Structural Grouting


Structural Grouting

Total specialist maintenance provide specialist structural grouting services to bridges, tunnels culverts, subways, manholes and chambers, under floor slabs and strengthening of foundations, roads, bearing pads under heavy machinery, filling of redundant service pipes, ducts and cavities within building structures on a national basis and for various market sectors

Total specialist maintenance carries out all forms of Grouting which include Cementitious grouting, Polymer modified grouting, Structural polyurethane grouting and Structural epoxy grouting. Total specialist maintenance are an approved installer of all of the major structural grouts material manufacturers’ product ranges, we work hand in hand with the material manufacturers to develop the most appropriate and cost-effective repair specification to ensure that the client is provided with the best solution to enhance the life the structure/asset.


Problems that lead to the requirement for structural grouting

Initial structural defects are often attributed to water ingress, failure of surface water/mains water drainage systems, the identification of voids and cavities and the requirement to enhance structures that require an increase in the load-bearing capacity

Pining and grouting

Void filling

Manhole sealing

Infilling of redundant pipes and services

Foundation strengthening

Back grouting to tunnels, bridges and subways

Grouting under machinery bearing pads

HAC Content

Cement Content



Directly Employed Workforce

Highly Skilled and Experienced Operatives

Certified Training


Accreditations: Achilles
Accreditations: CHAS
Accreditations: Safe Contractor
Accreditations: Constructionline

Ask Questions

Technical Questions About
structural grouting

Frequently asked questions about Total Specialist Maintenance ground stabilisation system, for subsidence, settlement and stabilisation problems and technical queries regarding the structural polymer resin

For any additional information that is not listed please contact our technical team

Typical compressive strength values for traditional construction grouts are 6N/mm2 to 65 N/mm2 at 28 days, however epoxy grouts can have a significantly higher early strength gain with approximate values of 40N/mm2 within 24 hours which can assist with time critical projects.
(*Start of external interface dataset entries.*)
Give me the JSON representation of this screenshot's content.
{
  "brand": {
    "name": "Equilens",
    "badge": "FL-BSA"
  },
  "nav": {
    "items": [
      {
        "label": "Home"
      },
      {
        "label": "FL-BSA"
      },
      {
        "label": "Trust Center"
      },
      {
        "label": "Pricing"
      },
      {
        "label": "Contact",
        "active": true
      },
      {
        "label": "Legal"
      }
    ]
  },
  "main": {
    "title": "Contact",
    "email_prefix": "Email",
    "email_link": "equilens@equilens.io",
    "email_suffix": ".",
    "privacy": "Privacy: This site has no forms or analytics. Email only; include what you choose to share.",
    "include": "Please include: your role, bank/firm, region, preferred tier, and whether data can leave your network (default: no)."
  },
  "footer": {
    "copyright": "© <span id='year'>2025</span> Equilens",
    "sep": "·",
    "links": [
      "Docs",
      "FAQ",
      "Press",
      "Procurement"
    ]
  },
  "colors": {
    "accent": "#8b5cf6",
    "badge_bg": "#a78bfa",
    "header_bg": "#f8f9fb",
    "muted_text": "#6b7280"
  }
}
Structural grout is often used in reinforced masonry to fill voids in masonry, housing reinforcing steel within precast concrete, securing the steel in place and bonding it to the masonry, filling of redundant pipes and services, pinning and grouting, manhole sealing, foundation strengthening, back grouting to tunnels, bridges and subways, grouting under machinery bearing pads, grouting under bearing pads on bridges and steel work

Grouting is also done for providing additional strength to the foundation of load-bearing structures. Grouts are used for different applications like repairing of cracks, filling voids, sealing joints for waterproofing of the submerged structure like tunnels, canals, load bearing enhancement and for ground stabilisation.

Grout is a composite material generally consisting of water, cement, sand, Epoxies and polyurethanes. It is typically used for filling voids under machines or other structural elements, sealing joints and openings in surfaces and reinforcing existing structures.

Concrete grout is used in most column base connections to facilitate the construction process and to ensure that full contact is achieved between the steel plate and the concrete pedestal.

There is no standard for grout thicknesses, however this is dependent on the product selection and if the grout contains aggregate or not.

“Non-shrink” grouts are commonly used for a range of concrete repair applications including patching of honeycombs, tie-bolt holes, accidental damage, breakouts, and pack-filling of gaps and voids. Non-shrink grouts are selected because they are seen as good quality, high-strength mortars.

Water evaporates faster with high temperatures, low humidity, solar heating and high winds which causes the cementitious material to lose water early (before final set) leading to plastic cracking, which is evident by the appearance of these fine cracks within hours of application out to 72 hours.

Grout takes between 24 and 72 hours to dry on average. However, the exact drying time depends on the type of grout, humidity levels, and whether you’re working indoors or outside. Most manufacturers advise waiting three to seven days before exposing grout to moisture.